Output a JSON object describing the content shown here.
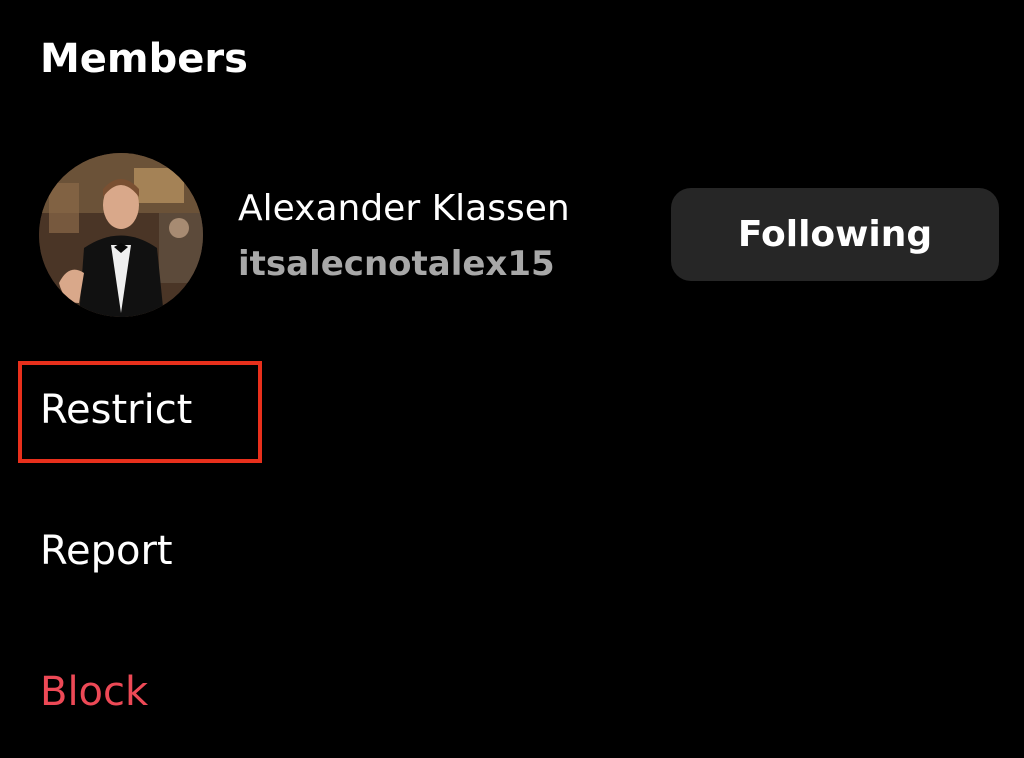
{
  "section": {
    "title": "Members"
  },
  "member": {
    "name": "Alexander Klassen",
    "username": "itsalecnotalex15",
    "follow_label": "Following",
    "avatar_icon": "profile-photo"
  },
  "actions": {
    "restrict": "Restrict",
    "report": "Report",
    "block": "Block"
  },
  "colors": {
    "background": "#000000",
    "button_bg": "#262626",
    "block_red": "#ed4956",
    "highlight": "#e8301c",
    "secondary_text": "#a8a8a8"
  }
}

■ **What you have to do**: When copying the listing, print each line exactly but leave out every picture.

■ **Worked solution**:
Output a JSON object describing the content shown here.
{
  "section": {
    "title": "Members"
  },
  "member": {
    "name": "Alexander Klassen",
    "username": "itsalecnotalex15",
    "follow_label": "Following",
    "avatar_icon": "profile-photo"
  },
  "actions": {
    "restrict": "Restrict",
    "report": "Report",
    "block": "Block"
  },
  "colors": {
    "background": "#000000",
    "button_bg": "#262626",
    "block_red": "#ed4956",
    "highlight": "#e8301c",
    "secondary_text": "#a8a8a8"
  }
}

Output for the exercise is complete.